WHAT YOU HAVE TO DO
Please restate the records below word for word, leaving out every picture.

DATA SECTION
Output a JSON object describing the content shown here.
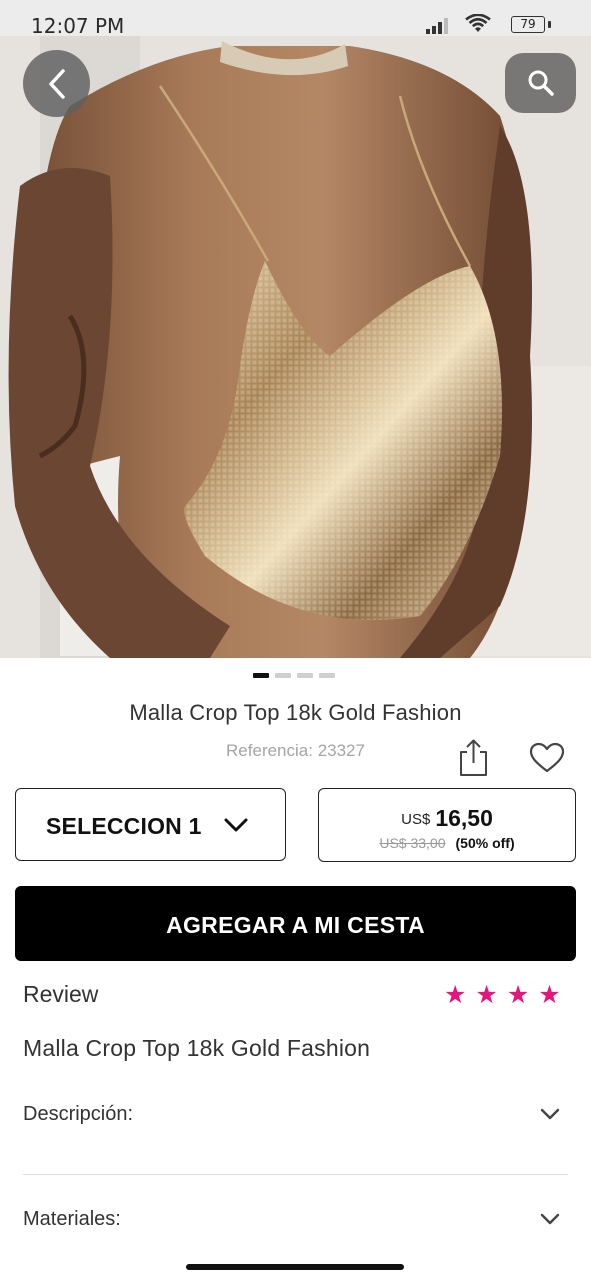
{
  "status_bar": {
    "time": "12:07 PM",
    "battery": "79"
  },
  "gallery": {
    "image_alt": "Gold mesh crop top on model",
    "page_count": 4,
    "active_page": 1
  },
  "product": {
    "title": "Malla Crop Top 18k Gold Fashion",
    "reference": "Referencia: 23327"
  },
  "variant_select": {
    "selected": "SELECCION 1"
  },
  "price": {
    "currency": "US$",
    "current": "16,50",
    "old": "US$ 33,00",
    "discount": "(50% off)"
  },
  "actions": {
    "add_to_cart": "AGREGAR A MI CESTA"
  },
  "review": {
    "label": "Review",
    "stars": 4,
    "star_color": "#e6157d"
  },
  "details": {
    "name": "Malla Crop Top 18k Gold Fashion",
    "sections": [
      {
        "label": "Descripción:"
      },
      {
        "label": "Materiales:"
      }
    ]
  }
}
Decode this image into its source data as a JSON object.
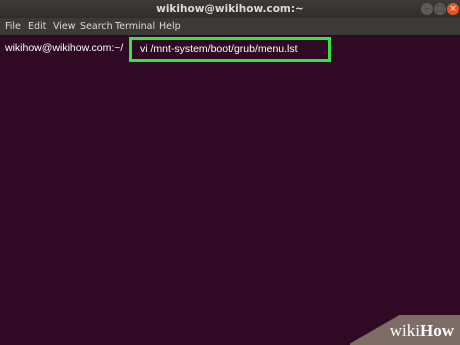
{
  "window": {
    "title": "wikihow@wikihow.com:~",
    "buttons": {
      "minimize": "–",
      "maximize": "□",
      "close": "×"
    }
  },
  "menu": [
    "File",
    "Edit",
    "View",
    "Search",
    "Terminal",
    "Help"
  ],
  "terminal": {
    "prompt": "wikihow@wikihow.com:~/",
    "command": "vi /mnt-system/boot/grub/menu.lst"
  },
  "watermark": {
    "wiki": "wiki",
    "how": "How"
  },
  "colors": {
    "terminal_bg": "#300a24",
    "titlebar_bg": "#3c3b37",
    "highlight_border": "#2ee93a",
    "close_button": "#e95420"
  }
}
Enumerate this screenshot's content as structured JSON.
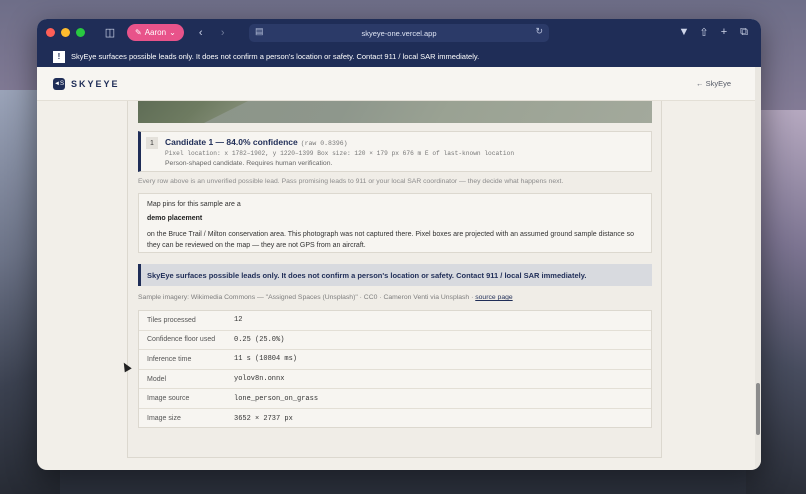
{
  "browser": {
    "profile_label": "Aaron",
    "url": "skyeye-one.vercel.app"
  },
  "banner": {
    "badge": "!",
    "text": "SkyEye surfaces possible leads only. It does not confirm a person's location or safety. Contact 911 / local SAR immediately."
  },
  "site": {
    "logo_mark": "◄S",
    "logo_text": "SKYEYE",
    "back_link": "← SkyEye"
  },
  "candidate": {
    "number": "1",
    "title": "Candidate 1 — 84.0% confidence",
    "raw": "(raw 0.8396)",
    "meta": "Pixel location: x 1782–1902, y 1220–1399   Box size: 120 × 179 px   676 m E of last-known location",
    "note": "Person-shaped candidate. Requires human verification."
  },
  "disclaimer": "Every row above is an unverified possible lead. Pass promising leads to 911 or your local SAR coordinator — they decide what happens next.",
  "map_note": {
    "intro": "Map pins for this sample are a",
    "strong": "demo placement",
    "body": "on the Bruce Trail / Milton conservation area. This photograph was not captured there. Pixel boxes are projected with an assumed ground sample distance so they can be reviewed on the map — they are not GPS from an aircraft."
  },
  "warning": "SkyEye surfaces possible leads only. It does not confirm a person's location or safety. Contact 911 / local SAR immediately.",
  "credit": {
    "text": "Sample imagery: Wikimedia Commons — \"Assigned Spaces (Unsplash)\" · CC0 · Cameron Venti via Unsplash ·",
    "link": "source page"
  },
  "stats": [
    {
      "label": "Tiles processed",
      "value": "12"
    },
    {
      "label": "Confidence floor used",
      "value": "0.25 (25.0%)"
    },
    {
      "label": "Inference time",
      "value": "11 s (10804 ms)"
    },
    {
      "label": "Model",
      "value": "yolov8n.onnx"
    },
    {
      "label": "Image source",
      "value": "lone_person_on_grass"
    },
    {
      "label": "Image size",
      "value": "3652 × 2737 px"
    }
  ]
}
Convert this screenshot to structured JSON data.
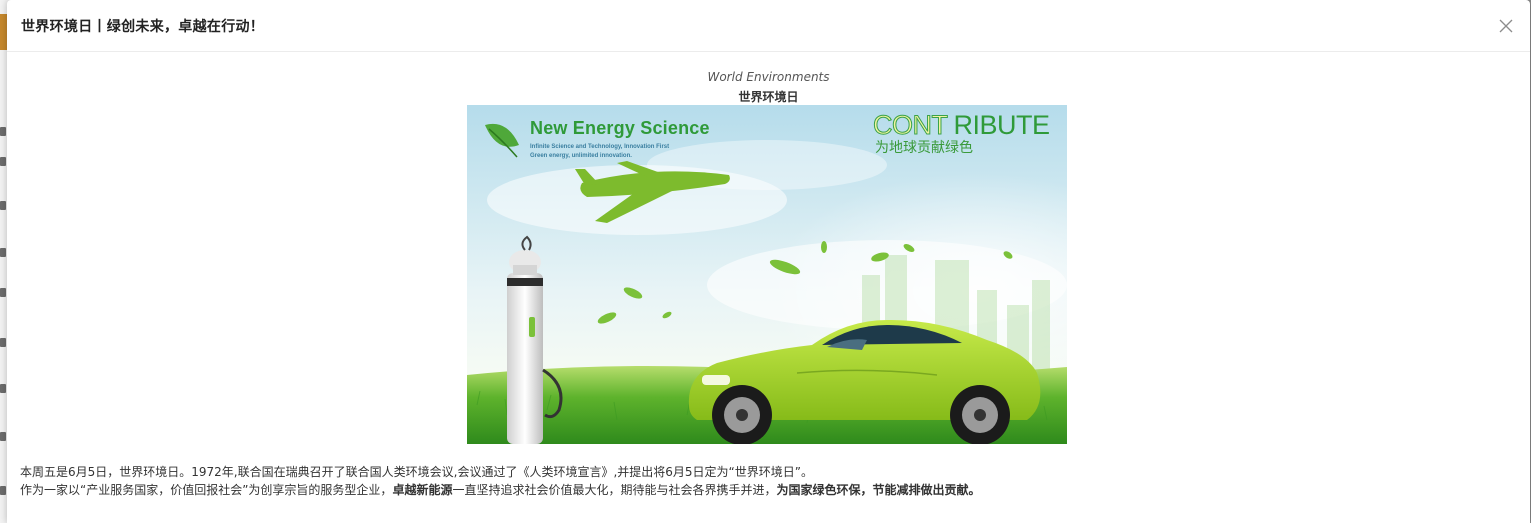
{
  "dialog": {
    "title": "世界环境日丨绿创未来，卓越在行动！",
    "close_icon": "close-icon"
  },
  "article": {
    "caption_en": "World Environments",
    "caption_zh": "世界环境日",
    "banner": {
      "title": "New Energy Science",
      "subtitle_line1": "Infinite Science and Technology, Innovation First",
      "subtitle_line2": "Green energy, unlimited innovation.",
      "contribute_part1": "CONT",
      "contribute_part2": "RIBUTE",
      "slogan": "为地球贡献绿色"
    },
    "paragraph1": "本周五是6月5日，世界环境日。1972年,联合国在瑞典召开了联合国人类环境会议,会议通过了《人类环境宣言》,并提出将6月5日定为“世界环境日”。",
    "paragraph2_part1": "作为一家以“产业服务国家，价值回报社会”为创享宗旨的服务型企业，",
    "paragraph2_bold1": "卓越新能源",
    "paragraph2_part2": "一直坚持追求社会价值最大化，期待能与社会各界携手并进，",
    "paragraph2_bold2": "为国家绿色环保，节能减排做出贡献。"
  },
  "colors": {
    "accent_green": "#2f9a39",
    "car_green": "#a3d42a",
    "background_overlay": "#8a8a8a"
  }
}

RESPONSE
Output a JSON object describing the content shown here.
{
  "status_bar": {
    "time": "12:07 PM",
    "battery": "79"
  },
  "gallery": {
    "image_alt": "Gold mesh crop top on model",
    "page_count": 4,
    "active_page": 1
  },
  "product": {
    "title": "Malla Crop Top 18k Gold Fashion",
    "reference": "Referencia: 23327"
  },
  "variant_select": {
    "selected": "SELECCION 1"
  },
  "price": {
    "currency": "US$",
    "current": "16,50",
    "old": "US$ 33,00",
    "discount": "(50% off)"
  },
  "actions": {
    "add_to_cart": "AGREGAR A MI CESTA"
  },
  "review": {
    "label": "Review",
    "stars": 4,
    "star_color": "#e6157d"
  },
  "details": {
    "name": "Malla Crop Top 18k Gold Fashion",
    "sections": [
      {
        "label": "Descripción:"
      },
      {
        "label": "Materiales:"
      }
    ]
  }
}
Decode this image into its source data as a JSON object.
{
  "window": {
    "title": "wikihow@wikihow.com:~",
    "buttons": {
      "minimize": "–",
      "maximize": "□",
      "close": "×"
    }
  },
  "menu": [
    "File",
    "Edit",
    "View",
    "Search",
    "Terminal",
    "Help"
  ],
  "terminal": {
    "prompt": "wikihow@wikihow.com:~/",
    "command": "vi /mnt-system/boot/grub/menu.lst"
  },
  "watermark": {
    "wiki": "wiki",
    "how": "How"
  },
  "colors": {
    "terminal_bg": "#300a24",
    "titlebar_bg": "#3c3b37",
    "highlight_border": "#2ee93a",
    "close_button": "#e95420"
  }
}
Enumerate this screenshot's content as structured JSON.
{
  "browser": {
    "profile_label": "Aaron",
    "url": "skyeye-one.vercel.app"
  },
  "banner": {
    "badge": "!",
    "text": "SkyEye surfaces possible leads only. It does not confirm a person's location or safety. Contact 911 / local SAR immediately."
  },
  "site": {
    "logo_mark": "◄S",
    "logo_text": "SKYEYE",
    "back_link": "← SkyEye"
  },
  "candidate": {
    "number": "1",
    "title": "Candidate 1 — 84.0% confidence",
    "raw": "(raw 0.8396)",
    "meta": "Pixel location: x 1782–1902, y 1220–1399   Box size: 120 × 179 px   676 m E of last-known location",
    "note": "Person-shaped candidate. Requires human verification."
  },
  "disclaimer": "Every row above is an unverified possible lead. Pass promising leads to 911 or your local SAR coordinator — they decide what happens next.",
  "map_note": {
    "intro": "Map pins for this sample are a",
    "strong": "demo placement",
    "body": "on the Bruce Trail / Milton conservation area. This photograph was not captured there. Pixel boxes are projected with an assumed ground sample distance so they can be reviewed on the map — they are not GPS from an aircraft."
  },
  "warning": "SkyEye surfaces possible leads only. It does not confirm a person's location or safety. Contact 911 / local SAR immediately.",
  "credit": {
    "text": "Sample imagery: Wikimedia Commons — \"Assigned Spaces (Unsplash)\" · CC0 · Cameron Venti via Unsplash ·",
    "link": "source page"
  },
  "stats": [
    {
      "label": "Tiles processed",
      "value": "12"
    },
    {
      "label": "Confidence floor used",
      "value": "0.25 (25.0%)"
    },
    {
      "label": "Inference time",
      "value": "11 s (10804 ms)"
    },
    {
      "label": "Model",
      "value": "yolov8n.onnx"
    },
    {
      "label": "Image source",
      "value": "lone_person_on_grass"
    },
    {
      "label": "Image size",
      "value": "3652 × 2737 px"
    }
  ]
}
Convert this screenshot to structured JSON data.
{
  "dialog": {
    "title": "世界环境日丨绿创未来，卓越在行动！",
    "close_icon": "close-icon"
  },
  "article": {
    "caption_en": "World Environments",
    "caption_zh": "世界环境日",
    "banner": {
      "title": "New Energy Science",
      "subtitle_line1": "Infinite Science and Technology, Innovation First",
      "subtitle_line2": "Green energy, unlimited innovation.",
      "contribute_part1": "CONT",
      "contribute_part2": "RIBUTE",
      "slogan": "为地球贡献绿色"
    },
    "paragraph1": "本周五是6月5日，世界环境日。1972年,联合国在瑞典召开了联合国人类环境会议,会议通过了《人类环境宣言》,并提出将6月5日定为“世界环境日”。",
    "paragraph2_part1": "作为一家以“产业服务国家，价值回报社会”为创享宗旨的服务型企业，",
    "paragraph2_bold1": "卓越新能源",
    "paragraph2_part2": "一直坚持追求社会价值最大化，期待能与社会各界携手并进，",
    "paragraph2_bold2": "为国家绿色环保，节能减排做出贡献。"
  },
  "colors": {
    "accent_green": "#2f9a39",
    "car_green": "#a3d42a",
    "background_overlay": "#8a8a8a"
  }
}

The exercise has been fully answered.